(Material for this exercise begins)
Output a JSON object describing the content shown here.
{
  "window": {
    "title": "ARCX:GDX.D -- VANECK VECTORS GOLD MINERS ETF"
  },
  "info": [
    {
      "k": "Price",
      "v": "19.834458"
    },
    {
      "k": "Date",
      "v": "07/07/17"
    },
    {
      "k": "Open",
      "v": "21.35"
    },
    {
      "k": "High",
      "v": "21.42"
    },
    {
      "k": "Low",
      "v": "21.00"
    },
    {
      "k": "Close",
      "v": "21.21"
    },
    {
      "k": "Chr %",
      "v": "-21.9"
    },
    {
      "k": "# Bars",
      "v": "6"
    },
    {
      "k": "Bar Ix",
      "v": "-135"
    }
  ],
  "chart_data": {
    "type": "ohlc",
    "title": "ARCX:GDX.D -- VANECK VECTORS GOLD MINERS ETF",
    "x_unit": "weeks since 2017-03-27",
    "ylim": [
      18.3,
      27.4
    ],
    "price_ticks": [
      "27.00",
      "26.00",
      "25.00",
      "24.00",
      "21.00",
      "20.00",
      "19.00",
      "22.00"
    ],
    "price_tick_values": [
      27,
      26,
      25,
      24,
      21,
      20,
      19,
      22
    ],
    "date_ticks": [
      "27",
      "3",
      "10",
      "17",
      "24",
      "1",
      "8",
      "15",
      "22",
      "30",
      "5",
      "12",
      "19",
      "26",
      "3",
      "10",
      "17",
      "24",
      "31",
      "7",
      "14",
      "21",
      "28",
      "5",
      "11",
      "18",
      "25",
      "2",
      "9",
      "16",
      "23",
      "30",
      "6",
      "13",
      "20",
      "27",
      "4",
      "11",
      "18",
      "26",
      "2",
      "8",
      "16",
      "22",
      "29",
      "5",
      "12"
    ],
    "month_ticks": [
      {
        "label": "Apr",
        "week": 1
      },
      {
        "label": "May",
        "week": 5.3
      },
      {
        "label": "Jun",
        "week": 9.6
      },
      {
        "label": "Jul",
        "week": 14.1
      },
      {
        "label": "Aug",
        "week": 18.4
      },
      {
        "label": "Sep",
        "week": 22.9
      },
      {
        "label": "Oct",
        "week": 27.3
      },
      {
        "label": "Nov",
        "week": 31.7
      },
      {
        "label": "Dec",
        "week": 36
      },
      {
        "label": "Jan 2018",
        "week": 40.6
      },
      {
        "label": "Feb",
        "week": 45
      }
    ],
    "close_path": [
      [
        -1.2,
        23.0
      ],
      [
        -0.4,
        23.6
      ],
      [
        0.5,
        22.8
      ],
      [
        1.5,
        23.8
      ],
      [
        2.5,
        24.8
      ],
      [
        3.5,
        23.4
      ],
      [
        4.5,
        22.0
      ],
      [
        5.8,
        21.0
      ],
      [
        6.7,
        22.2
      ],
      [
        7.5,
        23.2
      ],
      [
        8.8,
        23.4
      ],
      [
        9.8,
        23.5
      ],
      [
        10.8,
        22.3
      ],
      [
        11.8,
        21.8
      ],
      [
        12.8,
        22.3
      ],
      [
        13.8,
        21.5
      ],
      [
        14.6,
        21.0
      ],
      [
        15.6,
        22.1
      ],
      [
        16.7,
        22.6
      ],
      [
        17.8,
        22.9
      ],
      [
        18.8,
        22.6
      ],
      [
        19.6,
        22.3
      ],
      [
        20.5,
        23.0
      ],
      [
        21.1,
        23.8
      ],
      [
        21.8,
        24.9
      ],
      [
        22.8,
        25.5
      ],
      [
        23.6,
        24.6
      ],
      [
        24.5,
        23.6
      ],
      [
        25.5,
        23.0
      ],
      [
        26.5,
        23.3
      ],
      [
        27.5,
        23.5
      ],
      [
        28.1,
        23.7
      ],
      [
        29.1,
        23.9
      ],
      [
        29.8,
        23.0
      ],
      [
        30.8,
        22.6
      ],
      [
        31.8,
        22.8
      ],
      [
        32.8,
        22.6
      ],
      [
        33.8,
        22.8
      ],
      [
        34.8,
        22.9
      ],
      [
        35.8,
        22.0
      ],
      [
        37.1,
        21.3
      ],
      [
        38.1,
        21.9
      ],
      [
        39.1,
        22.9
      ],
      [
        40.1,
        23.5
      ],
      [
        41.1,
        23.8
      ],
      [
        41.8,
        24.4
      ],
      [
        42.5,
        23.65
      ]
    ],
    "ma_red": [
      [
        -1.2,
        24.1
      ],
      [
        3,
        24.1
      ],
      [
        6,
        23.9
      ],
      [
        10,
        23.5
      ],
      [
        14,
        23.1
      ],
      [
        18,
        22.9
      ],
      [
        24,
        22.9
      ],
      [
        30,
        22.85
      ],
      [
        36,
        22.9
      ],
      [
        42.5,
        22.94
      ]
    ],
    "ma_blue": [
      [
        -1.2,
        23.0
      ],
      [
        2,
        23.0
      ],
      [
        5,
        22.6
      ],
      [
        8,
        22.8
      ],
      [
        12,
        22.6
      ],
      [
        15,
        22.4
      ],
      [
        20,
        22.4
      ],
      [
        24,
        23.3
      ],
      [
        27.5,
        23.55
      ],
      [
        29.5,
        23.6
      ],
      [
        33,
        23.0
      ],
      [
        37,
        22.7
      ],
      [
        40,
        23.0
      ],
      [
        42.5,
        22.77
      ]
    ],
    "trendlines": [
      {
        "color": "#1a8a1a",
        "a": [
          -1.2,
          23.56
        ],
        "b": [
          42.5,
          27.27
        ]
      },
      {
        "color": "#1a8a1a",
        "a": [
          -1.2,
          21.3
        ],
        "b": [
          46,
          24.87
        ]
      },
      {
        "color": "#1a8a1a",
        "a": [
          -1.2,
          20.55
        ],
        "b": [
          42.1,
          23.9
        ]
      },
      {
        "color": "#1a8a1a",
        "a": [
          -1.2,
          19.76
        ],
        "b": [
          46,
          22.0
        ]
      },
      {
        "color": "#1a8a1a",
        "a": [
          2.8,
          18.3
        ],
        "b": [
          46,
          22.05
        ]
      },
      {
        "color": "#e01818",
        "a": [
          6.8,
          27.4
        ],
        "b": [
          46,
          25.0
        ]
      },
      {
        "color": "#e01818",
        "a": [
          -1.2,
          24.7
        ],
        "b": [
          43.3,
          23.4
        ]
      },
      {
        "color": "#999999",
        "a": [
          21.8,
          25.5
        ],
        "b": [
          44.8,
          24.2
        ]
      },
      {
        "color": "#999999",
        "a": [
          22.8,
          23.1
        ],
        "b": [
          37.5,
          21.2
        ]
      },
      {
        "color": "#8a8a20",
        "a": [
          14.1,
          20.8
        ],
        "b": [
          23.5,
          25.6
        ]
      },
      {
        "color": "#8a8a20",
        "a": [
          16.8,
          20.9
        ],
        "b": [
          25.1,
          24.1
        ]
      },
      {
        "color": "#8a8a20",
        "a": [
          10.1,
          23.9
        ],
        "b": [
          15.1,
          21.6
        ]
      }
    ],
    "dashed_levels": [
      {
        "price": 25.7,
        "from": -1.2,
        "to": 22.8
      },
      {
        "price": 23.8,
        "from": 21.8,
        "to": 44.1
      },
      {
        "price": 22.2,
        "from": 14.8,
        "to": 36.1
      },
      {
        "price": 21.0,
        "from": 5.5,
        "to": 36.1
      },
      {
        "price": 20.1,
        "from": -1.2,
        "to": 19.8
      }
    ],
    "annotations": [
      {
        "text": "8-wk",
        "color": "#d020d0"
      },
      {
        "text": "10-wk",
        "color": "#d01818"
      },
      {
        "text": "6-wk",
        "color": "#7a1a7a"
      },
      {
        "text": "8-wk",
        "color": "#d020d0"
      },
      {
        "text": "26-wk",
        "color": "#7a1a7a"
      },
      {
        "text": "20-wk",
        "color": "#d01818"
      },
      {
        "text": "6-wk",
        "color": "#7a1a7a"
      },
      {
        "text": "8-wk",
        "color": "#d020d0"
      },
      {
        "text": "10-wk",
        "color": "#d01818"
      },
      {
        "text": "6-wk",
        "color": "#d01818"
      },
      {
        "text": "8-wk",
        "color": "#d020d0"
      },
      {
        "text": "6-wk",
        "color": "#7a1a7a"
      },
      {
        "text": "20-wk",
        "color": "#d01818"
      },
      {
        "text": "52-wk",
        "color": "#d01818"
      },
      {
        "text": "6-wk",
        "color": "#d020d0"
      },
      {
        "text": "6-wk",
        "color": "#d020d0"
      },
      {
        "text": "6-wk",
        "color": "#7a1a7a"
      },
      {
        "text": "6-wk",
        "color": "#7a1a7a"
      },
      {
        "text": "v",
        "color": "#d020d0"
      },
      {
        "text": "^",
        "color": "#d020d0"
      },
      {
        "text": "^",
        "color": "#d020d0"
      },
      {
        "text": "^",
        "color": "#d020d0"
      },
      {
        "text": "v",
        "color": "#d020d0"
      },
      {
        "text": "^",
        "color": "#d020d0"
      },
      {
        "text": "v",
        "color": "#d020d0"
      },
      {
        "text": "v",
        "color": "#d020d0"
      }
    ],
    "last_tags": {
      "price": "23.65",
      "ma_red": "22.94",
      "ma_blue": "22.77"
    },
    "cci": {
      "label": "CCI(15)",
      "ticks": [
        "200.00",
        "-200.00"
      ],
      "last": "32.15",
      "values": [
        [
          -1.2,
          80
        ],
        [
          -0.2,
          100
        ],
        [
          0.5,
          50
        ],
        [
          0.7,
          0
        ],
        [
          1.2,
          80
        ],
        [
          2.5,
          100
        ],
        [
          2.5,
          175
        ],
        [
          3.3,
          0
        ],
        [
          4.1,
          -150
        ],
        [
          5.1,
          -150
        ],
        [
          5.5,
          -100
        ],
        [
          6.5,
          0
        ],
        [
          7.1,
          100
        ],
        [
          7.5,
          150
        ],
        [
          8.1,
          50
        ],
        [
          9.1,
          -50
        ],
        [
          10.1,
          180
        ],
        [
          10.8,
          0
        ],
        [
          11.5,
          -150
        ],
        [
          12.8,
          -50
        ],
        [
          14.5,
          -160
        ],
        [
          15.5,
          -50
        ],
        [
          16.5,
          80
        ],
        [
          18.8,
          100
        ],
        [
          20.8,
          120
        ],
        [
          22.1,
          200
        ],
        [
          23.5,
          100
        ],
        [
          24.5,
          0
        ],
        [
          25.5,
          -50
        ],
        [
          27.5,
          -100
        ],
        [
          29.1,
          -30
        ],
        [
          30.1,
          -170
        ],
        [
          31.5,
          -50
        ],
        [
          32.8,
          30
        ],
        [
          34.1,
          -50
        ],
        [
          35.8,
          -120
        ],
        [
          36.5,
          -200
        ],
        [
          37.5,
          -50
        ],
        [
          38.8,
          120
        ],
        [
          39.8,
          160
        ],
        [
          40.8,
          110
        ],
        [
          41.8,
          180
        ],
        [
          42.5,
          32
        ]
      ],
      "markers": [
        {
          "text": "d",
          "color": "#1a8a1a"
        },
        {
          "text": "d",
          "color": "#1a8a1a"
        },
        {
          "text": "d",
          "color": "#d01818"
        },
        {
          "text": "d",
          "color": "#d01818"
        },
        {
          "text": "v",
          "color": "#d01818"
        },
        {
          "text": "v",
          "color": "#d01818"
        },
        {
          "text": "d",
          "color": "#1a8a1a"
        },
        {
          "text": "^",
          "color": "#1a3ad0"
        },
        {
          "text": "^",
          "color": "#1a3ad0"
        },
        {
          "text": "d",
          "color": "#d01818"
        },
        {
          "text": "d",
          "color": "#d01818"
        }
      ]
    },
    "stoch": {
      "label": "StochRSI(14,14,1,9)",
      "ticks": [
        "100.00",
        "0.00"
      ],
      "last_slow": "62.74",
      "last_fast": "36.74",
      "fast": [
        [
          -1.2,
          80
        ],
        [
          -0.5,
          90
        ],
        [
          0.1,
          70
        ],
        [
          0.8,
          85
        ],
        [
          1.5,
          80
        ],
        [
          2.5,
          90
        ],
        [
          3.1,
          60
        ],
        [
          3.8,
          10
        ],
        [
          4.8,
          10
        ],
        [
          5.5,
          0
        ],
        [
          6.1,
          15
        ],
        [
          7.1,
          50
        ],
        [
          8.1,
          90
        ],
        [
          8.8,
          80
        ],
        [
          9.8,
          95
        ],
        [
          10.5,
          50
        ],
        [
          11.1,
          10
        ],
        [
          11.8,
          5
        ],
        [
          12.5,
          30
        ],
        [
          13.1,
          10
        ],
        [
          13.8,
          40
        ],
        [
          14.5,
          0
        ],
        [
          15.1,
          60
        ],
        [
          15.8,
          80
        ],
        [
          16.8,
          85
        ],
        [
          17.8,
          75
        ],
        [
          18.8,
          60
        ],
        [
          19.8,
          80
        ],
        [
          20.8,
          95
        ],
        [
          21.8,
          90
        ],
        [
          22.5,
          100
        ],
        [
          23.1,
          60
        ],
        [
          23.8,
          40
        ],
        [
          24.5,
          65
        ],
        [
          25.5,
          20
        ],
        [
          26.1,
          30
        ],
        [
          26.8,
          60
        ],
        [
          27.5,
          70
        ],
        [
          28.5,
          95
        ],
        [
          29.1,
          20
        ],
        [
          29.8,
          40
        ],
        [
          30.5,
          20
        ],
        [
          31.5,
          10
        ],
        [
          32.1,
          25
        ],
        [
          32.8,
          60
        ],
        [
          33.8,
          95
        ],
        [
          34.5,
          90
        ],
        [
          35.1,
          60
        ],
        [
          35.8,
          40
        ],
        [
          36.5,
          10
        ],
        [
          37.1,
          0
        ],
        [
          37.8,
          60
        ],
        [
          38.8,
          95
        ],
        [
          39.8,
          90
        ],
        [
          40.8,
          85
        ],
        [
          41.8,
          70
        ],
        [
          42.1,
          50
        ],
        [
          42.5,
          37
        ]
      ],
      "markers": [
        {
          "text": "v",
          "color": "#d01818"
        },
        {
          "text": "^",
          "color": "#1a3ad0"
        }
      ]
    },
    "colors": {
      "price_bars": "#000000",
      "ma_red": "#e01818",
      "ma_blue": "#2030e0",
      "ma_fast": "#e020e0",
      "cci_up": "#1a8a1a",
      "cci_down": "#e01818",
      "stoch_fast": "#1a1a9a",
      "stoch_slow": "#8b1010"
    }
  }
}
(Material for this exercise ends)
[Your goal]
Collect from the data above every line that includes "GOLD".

[Answer to the exercise]
    "title": "ARCX:GDX.D -- VANECK VECTORS GOLD MINERS ETF"
    "title": "ARCX:GDX.D -- VANECK VECTORS GOLD MINERS ETF",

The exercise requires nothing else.